We had a very brief stop at ‘Moonland’ below the monastery to look at the fantastically-formed sediments up close before heading down towards Kaltse. The checkpoint where we entered Leh area turned out to be something of a trial. First of all it transpired that we needed to pay a 300 rupee environmental tax each. Then it turned out that the official’s ledger, into which all our details had to be transcribed, had a space for visa number and this wasn’t on all the forms we’d copied yesterday. I ended up having to go through everyone’s passports again to record this in the ledger, which took some time… Once we’d done that, though, it didn’t take long to reach Nurla and the hotel was well worth the wait. They made us tea and coffee in the central courtyard, shaded by the apricot trees. I made the mistake of washing my face on the lovely white flannel which no longer looks quite so pristine!

We ate together at 8pm to give everyone time to shower.
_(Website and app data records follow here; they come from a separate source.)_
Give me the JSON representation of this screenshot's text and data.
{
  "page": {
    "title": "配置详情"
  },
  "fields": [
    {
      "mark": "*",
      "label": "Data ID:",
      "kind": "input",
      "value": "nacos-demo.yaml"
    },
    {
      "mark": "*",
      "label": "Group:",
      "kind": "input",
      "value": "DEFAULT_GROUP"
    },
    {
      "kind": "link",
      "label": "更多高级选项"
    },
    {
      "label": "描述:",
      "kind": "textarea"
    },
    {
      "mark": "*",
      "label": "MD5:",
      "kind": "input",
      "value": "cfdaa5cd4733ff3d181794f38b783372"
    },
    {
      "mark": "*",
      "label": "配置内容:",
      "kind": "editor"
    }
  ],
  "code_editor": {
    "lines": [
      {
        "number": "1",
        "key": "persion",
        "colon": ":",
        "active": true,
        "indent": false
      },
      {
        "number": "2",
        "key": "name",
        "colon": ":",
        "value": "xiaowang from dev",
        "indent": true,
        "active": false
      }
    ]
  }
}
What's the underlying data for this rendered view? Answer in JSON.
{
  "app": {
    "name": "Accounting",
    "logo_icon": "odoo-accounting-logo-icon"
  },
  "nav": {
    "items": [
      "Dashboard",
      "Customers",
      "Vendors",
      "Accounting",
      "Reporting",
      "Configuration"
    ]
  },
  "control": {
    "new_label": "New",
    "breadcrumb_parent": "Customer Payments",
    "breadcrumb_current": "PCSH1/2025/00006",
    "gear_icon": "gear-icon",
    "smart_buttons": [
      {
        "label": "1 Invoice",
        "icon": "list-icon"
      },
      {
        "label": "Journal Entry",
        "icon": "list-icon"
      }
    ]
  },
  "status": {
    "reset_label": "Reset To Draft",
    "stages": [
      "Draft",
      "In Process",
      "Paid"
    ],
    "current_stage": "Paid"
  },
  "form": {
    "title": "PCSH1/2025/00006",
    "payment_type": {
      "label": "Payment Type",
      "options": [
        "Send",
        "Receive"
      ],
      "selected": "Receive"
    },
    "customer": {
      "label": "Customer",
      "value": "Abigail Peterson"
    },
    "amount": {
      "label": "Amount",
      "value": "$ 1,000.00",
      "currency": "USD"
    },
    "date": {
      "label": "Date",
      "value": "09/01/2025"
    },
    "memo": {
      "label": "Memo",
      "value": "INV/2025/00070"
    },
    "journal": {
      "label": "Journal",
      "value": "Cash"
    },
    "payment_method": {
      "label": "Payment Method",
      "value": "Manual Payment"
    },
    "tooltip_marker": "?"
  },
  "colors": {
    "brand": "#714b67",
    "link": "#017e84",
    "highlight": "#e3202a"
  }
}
Some of us very much enjoyed our first beer for some days and the food was delicious too – a real salad with a tasty sesame dressing was a big improvement on what we’ve had elsewhere and everyone seemed happy.